In this way the Justice Academy is more inclusive than other similar schools such as Professor X’s Xavier Institute in the X-Men franchise.
The group of diverse friends Grey makes at the Justice Academy become his found family and they support each other in any way possible. In addition to the effusive Seventhirtyfour, they comprise Pilvi, a female human farmer and plant expert; Gadget Dude, a tech genius; reptilian female Dez; and winged Avrim. Seventhirtyfour was my favourite of the bunch, due to his unwavering positivity, friendliness and enthusiasm. Indeed at one point he is described as “a wall of green enthusiasm”. He is the glue that holds the group together.
The friends soon form a team for the inventive school sport of PowerBall and quickly learn each other’s strengths and weaknesses. Grey makes full use of his problem-solving skills, honed when running from his targets onboard space stations and now given full rein. These strengths and weaknesses translate well into the real world and when they are sent on a mission by Gravane’s mother they find themselves face to face with notorious gangs on a distant planet named Bantus, and make use of everything they have learned so far at the Justice Academy as well as their own natural skills to save the victims of these gangs. Hanging around with the morally upstanding Seventhirtyfour has already had a positive effect on Grey – he is no longer simply out for himself, he cannot ignore a mugging and also feels bad about his previous thievery. He acts as a spy rather than superhero and foils the gang leaders on Bantus. Thrown into the situation at short notice, Grey has been unable to decide on an appropriate superhero name:

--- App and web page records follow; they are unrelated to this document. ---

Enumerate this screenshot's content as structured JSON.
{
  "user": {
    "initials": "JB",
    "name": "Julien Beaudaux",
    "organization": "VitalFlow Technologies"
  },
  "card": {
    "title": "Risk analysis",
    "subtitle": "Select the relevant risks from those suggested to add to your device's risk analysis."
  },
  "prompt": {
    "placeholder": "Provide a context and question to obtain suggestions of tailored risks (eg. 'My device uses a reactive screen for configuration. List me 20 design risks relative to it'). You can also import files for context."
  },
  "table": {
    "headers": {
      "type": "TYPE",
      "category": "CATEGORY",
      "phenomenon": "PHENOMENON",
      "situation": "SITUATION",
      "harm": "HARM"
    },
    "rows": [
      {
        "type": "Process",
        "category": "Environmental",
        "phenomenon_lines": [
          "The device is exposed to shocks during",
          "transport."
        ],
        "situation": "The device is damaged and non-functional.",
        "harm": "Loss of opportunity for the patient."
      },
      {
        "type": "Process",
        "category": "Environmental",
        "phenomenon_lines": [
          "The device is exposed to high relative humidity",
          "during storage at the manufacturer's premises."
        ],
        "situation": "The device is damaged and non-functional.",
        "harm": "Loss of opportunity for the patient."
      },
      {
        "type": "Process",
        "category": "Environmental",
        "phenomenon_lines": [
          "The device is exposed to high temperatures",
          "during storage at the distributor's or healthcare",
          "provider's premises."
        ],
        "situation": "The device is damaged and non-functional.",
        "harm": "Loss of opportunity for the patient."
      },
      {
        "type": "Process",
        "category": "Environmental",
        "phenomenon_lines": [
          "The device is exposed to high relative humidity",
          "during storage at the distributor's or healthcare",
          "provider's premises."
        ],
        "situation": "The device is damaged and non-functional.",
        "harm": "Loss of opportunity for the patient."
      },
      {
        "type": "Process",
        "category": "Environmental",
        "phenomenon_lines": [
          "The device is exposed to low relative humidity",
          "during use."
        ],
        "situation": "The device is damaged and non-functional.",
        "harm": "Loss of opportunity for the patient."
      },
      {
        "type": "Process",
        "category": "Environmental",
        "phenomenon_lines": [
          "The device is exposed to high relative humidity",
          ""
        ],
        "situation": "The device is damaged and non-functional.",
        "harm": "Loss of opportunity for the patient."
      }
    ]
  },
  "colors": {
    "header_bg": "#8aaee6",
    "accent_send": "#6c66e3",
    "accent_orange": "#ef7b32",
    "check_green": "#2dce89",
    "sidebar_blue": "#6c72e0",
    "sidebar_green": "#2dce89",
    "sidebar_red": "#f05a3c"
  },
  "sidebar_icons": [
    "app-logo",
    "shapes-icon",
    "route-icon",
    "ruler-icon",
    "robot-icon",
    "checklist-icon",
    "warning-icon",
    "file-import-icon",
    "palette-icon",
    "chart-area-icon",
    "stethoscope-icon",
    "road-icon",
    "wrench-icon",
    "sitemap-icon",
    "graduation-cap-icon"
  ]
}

““Who are you?” he asked. “I’m the Grey…” Accountant? Ghost? Avenger? None of them sounded right. “The Grey?” he repeated. Great, now my superhero name was the same as my assumed secret identity…”
Grey is brave, if also reckless, and puts his friends in harm’s way again and again, never seeming to learn from his mistakes.
The pace of this book is fast with a chase right at the beginning and continuing in this vein with exciting adventures and escapades: chases, gang fights and action sequences involving superheroes (both with and without powers and tech gadgets), spying, criminology and detective work, a kidnap plot, an evil and possibly insane enhanced arch-villain with an army full of alien henchmen, a thrilling escape through a cave system and since they are young adults at college, there is even some social and emotional awkwardness between Grey and a girl called Sky Diamond.
I would recommend this book to anyone who likes a good coming of age, action-packed school story with superheroes, aliens and a main character whose personality develops for the better and matures through his story arc. I loved how this book is filled with tongue in cheek humour and positive messages.
Welcome to the Justice Academy – the galaxy’s best superhero college! Teen grifter Grey arrives at the school carrying a lie: he isn’t really tech heir Mirabor Gravane. At the first opportunity Grey plans to leave the Academy. That is until he makes the mistake of starting to like his fellow students. The Justice Academy promises to “equip you with the skills to be the hero the galaxy needs” and Grey is beginning to believe the hype. But as he takes more risks to protect his secret, events spiral out of his control. When the real Gravane is kidnapped, Grey and his new friends must come together to mount a rescue and defend a city from an attack by hostile super-powered aliens. If he is to succeed, or even survive, Grey must decide who he is, and does he want to be a superhero?